Film schools. Besides UCLA's filled-up 20-student graduate course in screenwriting, the school's extension courses in the subject have grown fivefold to 40 students in the last three years, according to Gary Berg, program representative. Meanwhile, the number of film schools nationwide has reached 1,000, estimates the American Film Institute's Greg Beal.
Texts. ``There have been about a dozen new books on screenwriting in the past two years by major publishers,'' says Gwen Feldman, buyer for the Samuel French Bookshop. ``For years there was only one.''
Nationwide seminars. ``Never before in the history of Hollywood has such a peripheral industry grown up...,'' says AFI's director of educational development, Emily Laskin. She adds that, 10 years ago, there was probably one person traveling around the country to give seminars in screenwriting; now there are a host of them.

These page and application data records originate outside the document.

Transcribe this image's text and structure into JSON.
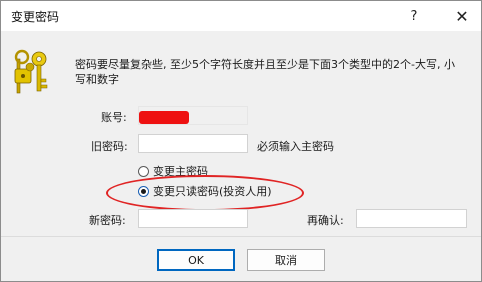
{
  "window": {
    "title": "变更密码",
    "help_label": "?",
    "close_label": "✕"
  },
  "dialog": {
    "description": "密码要尽量复杂些, 至少5个字符长度并且至少是下面3个类型中的2个-大写, 小写和数字",
    "account": {
      "label": "账号:",
      "value": ""
    },
    "old_password": {
      "label": "旧密码:",
      "value": "",
      "hint": "必须输入主密码"
    },
    "mode_options": [
      {
        "label": "变更主密码",
        "selected": false
      },
      {
        "label": "变更只读密码(投资人用)",
        "selected": true
      }
    ],
    "new_password": {
      "label": "新密码:",
      "value": ""
    },
    "confirm_password": {
      "label": "再确认:",
      "value": ""
    }
  },
  "buttons": {
    "ok": "OK",
    "cancel": "取消"
  },
  "colors": {
    "annotation": "#e02424",
    "redaction": "#ee1111",
    "accent": "#0067c0"
  }
}
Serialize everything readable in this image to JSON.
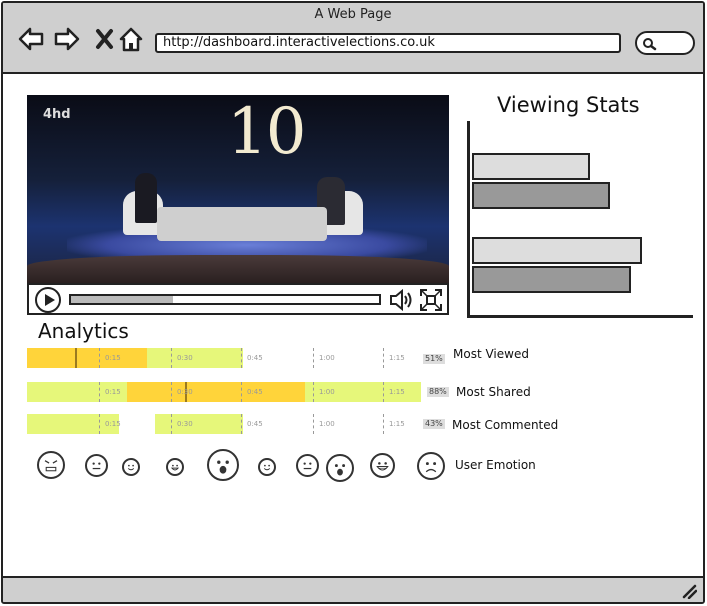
{
  "browser": {
    "title": "A Web Page",
    "url": "http://dashboard.interactivelections.co.uk",
    "nav_icons": [
      "back-icon",
      "forward-icon",
      "close-icon",
      "home-icon"
    ],
    "search_icon": "search-icon"
  },
  "video": {
    "overlay_number": "10",
    "channel_logo": "4hd",
    "progress_fraction": 0.33,
    "controls": [
      "play-icon",
      "volume-icon",
      "fullscreen-icon"
    ]
  },
  "viewing_stats": {
    "title": "Viewing Stats",
    "chart_data": {
      "type": "bar",
      "orientation": "horizontal",
      "bars": [
        {
          "group": 1,
          "shade": "light",
          "relative_value": 0.55
        },
        {
          "group": 1,
          "shade": "dark",
          "relative_value": 0.64
        },
        {
          "group": 2,
          "shade": "light",
          "relative_value": 0.79
        },
        {
          "group": 2,
          "shade": "dark",
          "relative_value": 0.74
        }
      ],
      "colors": {
        "light": "#dddddd",
        "dark": "#999999"
      },
      "grid": false
    }
  },
  "analytics": {
    "title": "Analytics",
    "colors": {
      "low": "#e6f77a",
      "high": "#ffd43a"
    },
    "rows": [
      {
        "label": "Most Viewed",
        "percent": "51%",
        "ticks": [
          "0:15",
          "0:30",
          "0:45",
          "1:00",
          "1:15"
        ]
      },
      {
        "label": "Most Shared",
        "percent": "88%",
        "ticks": [
          "0:15",
          "0:30",
          "0:45",
          "1:00",
          "1:15"
        ]
      },
      {
        "label": "Most Commented",
        "percent": "43%",
        "ticks": [
          "0:15",
          "0:30",
          "0:45",
          "1:00",
          "1:15"
        ]
      }
    ]
  },
  "user_emotion": {
    "label": "User Emotion",
    "faces": [
      "angry",
      "neutral",
      "smile",
      "grin",
      "surprised",
      "smile",
      "neutral",
      "surprised",
      "laugh",
      "sad"
    ]
  }
}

``When I did my yearly seminar in Chicago in October,'' says Sautter, ``six others had already been there that month.''
``Our business has grown five-fold in three years,'' says Jess Money, spokesman for the popular Bob McKee courses. And McKee has recently gone international, giving seminars in London, Munich, Hamburg, Rome, Zurich, Toronto, Milan, and New Zealand in the past year.

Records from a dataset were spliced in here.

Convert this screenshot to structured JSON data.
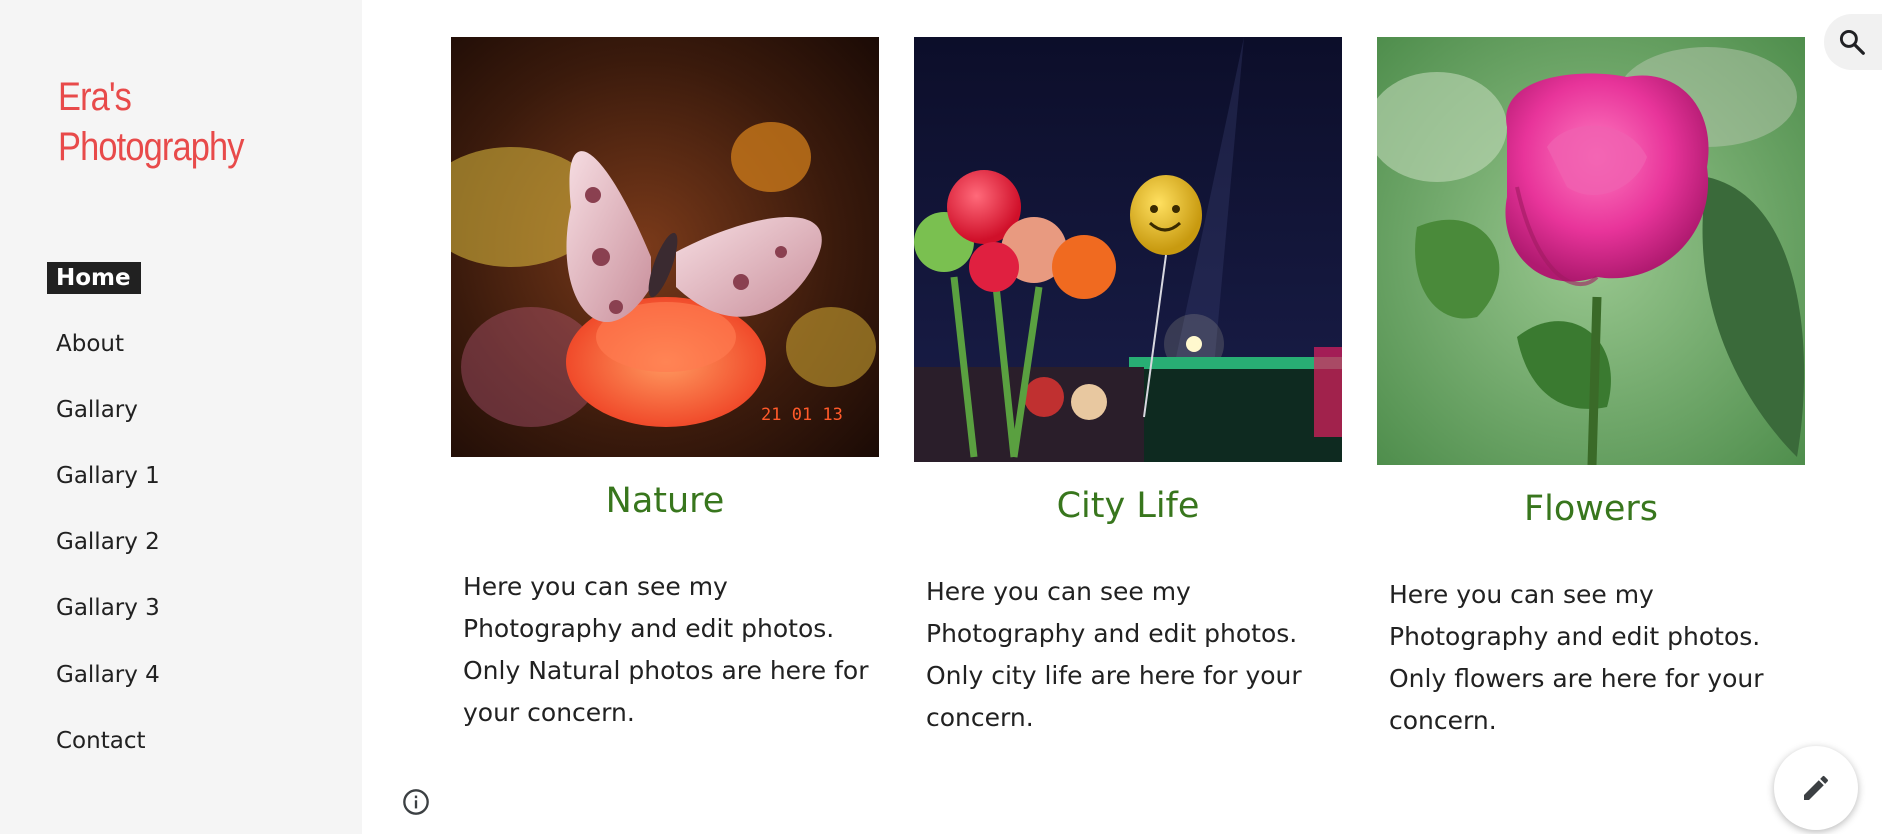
{
  "site": {
    "title_line1": "Era's",
    "title_line2": "Photography"
  },
  "nav": {
    "items": [
      {
        "label": "Home",
        "active": true
      },
      {
        "label": "About"
      },
      {
        "label": "Gallary"
      },
      {
        "label": "Gallary 1"
      },
      {
        "label": "Gallary 2"
      },
      {
        "label": "Gallary 3"
      },
      {
        "label": "Gallary 4"
      },
      {
        "label": "Contact"
      }
    ]
  },
  "cards": [
    {
      "title": "Nature",
      "text": "Here you can see my Photography and edit photos. Only Natural photos are here for your concern.",
      "photo_subject": "pink-butterfly-on-orange-marigold",
      "photo_stamp": "21 01 13"
    },
    {
      "title": "City Life",
      "text": "Here you can see my Photography and edit photos. Only city life are here for your concern.",
      "photo_subject": "balloons-at-night-fair"
    },
    {
      "title": "Flowers",
      "text": "Here you can see my Photography and edit photos. Only flowers are here for your concern.",
      "photo_subject": "pink-rose-with-green-leaves"
    }
  ],
  "icons": {
    "search": "search-icon",
    "info": "info-icon",
    "edit": "pencil-icon"
  },
  "colors": {
    "title_accent": "#e84a4a",
    "card_title": "#38761d",
    "sidebar_bg": "#f5f5f5",
    "active_nav_bg": "#212121"
  }
}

The Writers Guild of America reports the number of scripts it registers has reached 25,000 annually, up 7,000 from a decade ago. About 50,000 more are written but not registered, the guild's Chuck Slocum estimates. The number of writers applying for guild membership is up about threefold during the past four years. Median income for the guild's working members (about half the WGA membership total in any given year) is $43,000, according to Mr. Slocum, but the income of hopefuls is not figured in.
The flood of screenplays inundating Hollywood has forced many changes. Among them is the rise of script-reading services run by studio story analysts who moonlight as private script doctors. In addition, the days of getting an unsolicited script read are nearly gone. ``Nobody has the time to sort through 100 scripts for two good ones,'' says Sautter. Agents are an absolute must. Sautter also warns that writing an acceptable script ``is tougher than it's ever been, in part because we are the video generation. Over the years we've seen thousands of movies and television stories. We are a hard audience to surprise.''
Besides the legitimate seminars, questionable ones abound, with such come-ons as ``Fifteen days to your first script,'' ``Five class members will be taken to Hollywood,'' or ``Your script guaranteed to be read by a real Hollywood producer.''
If would-be writers are swamping current outlets, there are signs that the imbalance may change. ``Pay-per-view moviedom will revolutionize the world of film...,'' predicts Alan Gadney, a lecturer at the University of Southern California's Cinema-Television Alumni Association. Technology that will allow home viewers to use their telephones to select virtually any film for screening on their TV may be marketable within the next five years, he says. Also opening new markets are the burgeoning cable-TV networks, industrial films, an explosion of animation for children, foreign markets, and the possibility of writing directly for home video.
``None of these outlets were options when I got started six years ago,'' says Sautter.
Amid all the buoyant talk, how much immediate opportunity is there for new scriptwriters here?
Interviews with producers, screenwriters, instructors, and other industry insiders indicate that the mechanics of screenwriting - developing treatments, formatting scenes to time constraints, and rewriting again and again - make the profession essentially a closed shop.
Immediate success is ``against all the odds,'' says the guild's Slocum, echoing an often-heard warning. ``No one is going to come out here and break in without paying their dues. Once they make it, the rewards are there. But it's a long road.''
``Even if you are an incredibly gifted talent, you need to learn the principles of the craft,'' says the McKee course's Mr. Money. ``Then you must still put it all together with dogged determination. Most need a long stint - like going to the minor leagues to hone your ability.''